Clicking on a representation of a running app to get a kill option, sure sounds like a task manager to me.
This:



is a far cry from this:



Of course most people posting on MacRumors would find the Windows Mobile task manager as easy to use as anything else.
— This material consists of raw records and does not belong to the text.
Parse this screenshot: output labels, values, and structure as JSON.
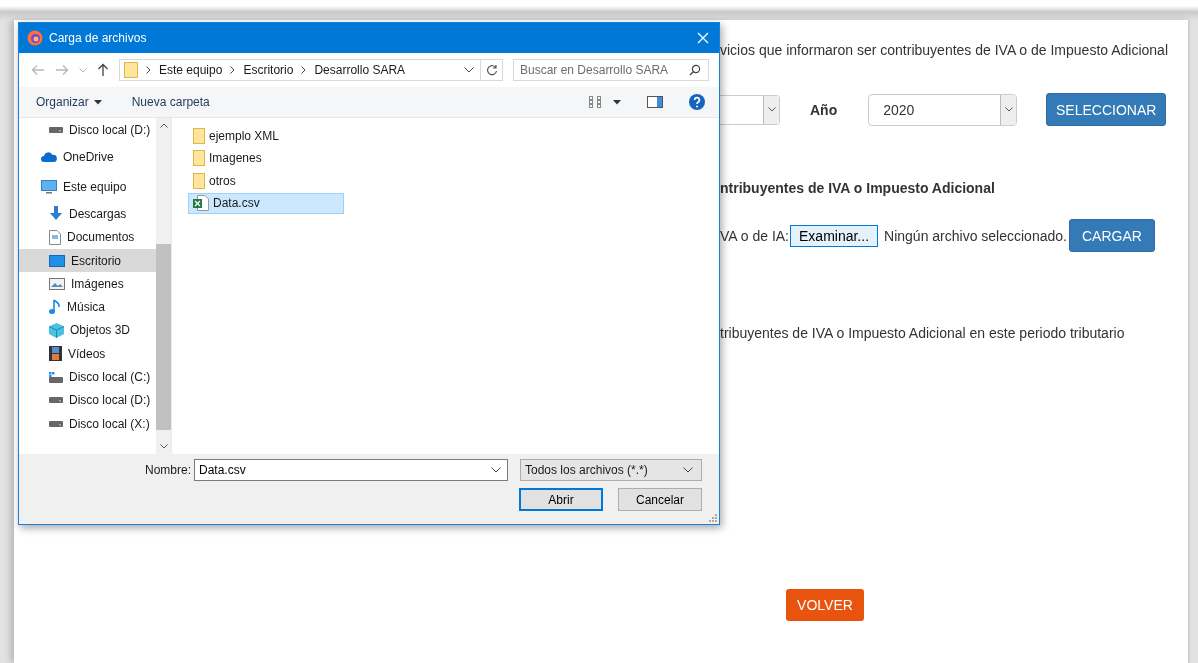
{
  "page": {
    "intro": "vicios que informaron ser contribuyentes de IVA o de Impuesto Adicional",
    "period": {
      "year_label": "Año",
      "year_value": "2020",
      "select_button": "SELECCIONAR"
    },
    "upload_heading": "ntribuyentes de IVA o Impuesto Adicional",
    "upload": {
      "label": "VA o de IA:",
      "browse_button": "Examinar...",
      "status": "Ningún archivo seleccionado.",
      "upload_button": "CARGAR"
    },
    "note": "tribuyentes de IVA o Impuesto Adicional en este periodo tributario",
    "back_button": "VOLVER"
  },
  "dialog": {
    "title": "Carga de archivos",
    "breadcrumb": [
      "Este equipo",
      "Escritorio",
      "Desarrollo SARA"
    ],
    "search": {
      "placeholder": "Buscar en Desarrollo SARA"
    },
    "toolbar": {
      "organize": "Organizar",
      "new_folder": "Nueva carpeta"
    },
    "sidebar": {
      "items": [
        {
          "children": [
            {
              "label": "Disco local (D:)",
              "kind": "drive",
              "selected": false
            }
          ]
        },
        {
          "label": "OneDrive",
          "kind": "cloud",
          "selected": false
        },
        {
          "label": "Este equipo",
          "kind": "computer",
          "selected": false,
          "children": [
            {
              "label": "Descargas",
              "kind": "download",
              "selected": false
            },
            {
              "label": "Documentos",
              "kind": "document",
              "selected": false
            },
            {
              "label": "Escritorio",
              "kind": "desktop",
              "selected": true
            },
            {
              "label": "Imágenes",
              "kind": "picture",
              "selected": false
            },
            {
              "label": "Música",
              "kind": "music",
              "selected": false
            },
            {
              "label": "Objetos 3D",
              "kind": "cube",
              "selected": false
            },
            {
              "label": "Vídeos",
              "kind": "video",
              "selected": false
            },
            {
              "label": "Disco local (C:)",
              "kind": "system-drive",
              "selected": false
            },
            {
              "label": "Disco local (D:)",
              "kind": "drive",
              "selected": false
            },
            {
              "label": "Disco local (X:)",
              "kind": "drive",
              "selected": false
            }
          ]
        }
      ]
    },
    "files": [
      {
        "name": "ejemplo XML",
        "kind": "folder",
        "selected": false
      },
      {
        "name": "Imagenes",
        "kind": "folder",
        "selected": false
      },
      {
        "name": "otros",
        "kind": "folder",
        "selected": false
      },
      {
        "name": "Data.csv",
        "kind": "spreadsheet",
        "selected": true
      }
    ],
    "filename": {
      "label": "Nombre:",
      "value": "Data.csv"
    },
    "filter": "Todos los archivos (*.*)",
    "buttons": [
      {
        "label": "Abrir",
        "default": true
      },
      {
        "label": "Cancelar",
        "default": false
      }
    ]
  }
}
That's not true if you're like 95% of people who buy iPhones, whose interaction with their computer consists of checking email and surfing the web.
 

bova80

macrumors 6502a
Jul 8, 2008
566
21
Pittsburgh, PA
even though the apps are in the dock they aren't using memory or battery life, its just like a save state and the app does not run anymore. its actually annoying though cause say you are in settings then go out and then go back into settings it takes to wherever you were last in there. and even more annoying if you end a call and don't let it go back to phone screen and just hit the home button because next time you go back to the phone it shows the end call screen.
 

vertigo235

macrumors 6502
Jun 6, 2009
442
0
even though the apps are in the dock they aren't using memory or battery life, its just like a save state and the app does not run anymore. its actually annoying though cause say you are in settings then go out and then go back into settings it takes to wherever you were last in there. and even more annoying if you end a call and don't let it go back to phone screen and just hit the home button because next time you go back to the phone it shows the end call screen.
True, but I bet you can override the save state by starting the app again from the home screen instead of from the fast-switch screen.

If you start from the home screen it will probably restart the app.
 

gianly1985

macrumors 6502a
May 30, 2008
798
0
even though the apps are in the dock they aren't using memory or battery life, its just like a save state and the app does not run anymore. its actually annoying though cause say you are in settings then go out and then go back into settings it takes to wherever you were last in there. and even more annoying if you end a call and don't let it go back to phone screen and just hit the home button because next time you go back to the phone it shows the end call screen.
What you call annoying, I call it AWESOME.

So did they create a REAL SNAPSHOT-LIKE RAM-FREE BRUTE-FORCE DEVELOPER-UNAWARE suspension state?? If yes, it's great. I think that having in mind the 3GS as a MINIMUM HARDWARE helped a lot while developing this "enhanced" suspension state.

In 3.0 the way an app resumed was somehow up to the developer (e.g. some games would go back to the main menù, some others would get you directly into the game), how does it work in 4.0? Is there a brute-force snapshot-like suspension EQUAL FOR EVERY app?
 

sportsfrk214

macrumors 6502a
Sep 18, 2007
564
28
I think a much more intuitive way to close apps completely would be to just be able to "flick" them off the multitasking bar and have them disappear in a puff of smoke. Kind of like how you can drag bookmarks off your bookmarks bar in Safari (on a computer) and they just disappear. I would imagine that this "flick" would be more efficient.
 

gianly1985

macrumors 6502a
May 30, 2008
798
0
nope it starts it the same as fast-switch
Does this apply to every appstore app too? So it overrides the suspension settings of the particular app? (in 2.0 and 3.0: some apps --> main menù, other apps --> straight into action).
 

vertigo235

macrumors 6502
Jun 6, 2009
442
0
I think a much more intuitive way to close apps completely would be to just be able to "flick" them off the multitasking bar and have them disappear in a puff of smoke. Kind of like how you can drag bookmarks off your bookmarks bar in Safari (on a computer) and they just disappear. I would imagine that this "flick" would be more efficient.
That would be cool.

I agree the holding and closing would get old.
 

Mac In School

macrumors 65816
Jun 21, 2007
1,290
0
I'd sure like to see every developer build a Quit button into their apps, if that is an option available to them.

For me, I think multi-tasking will be the exception, rather than the norm.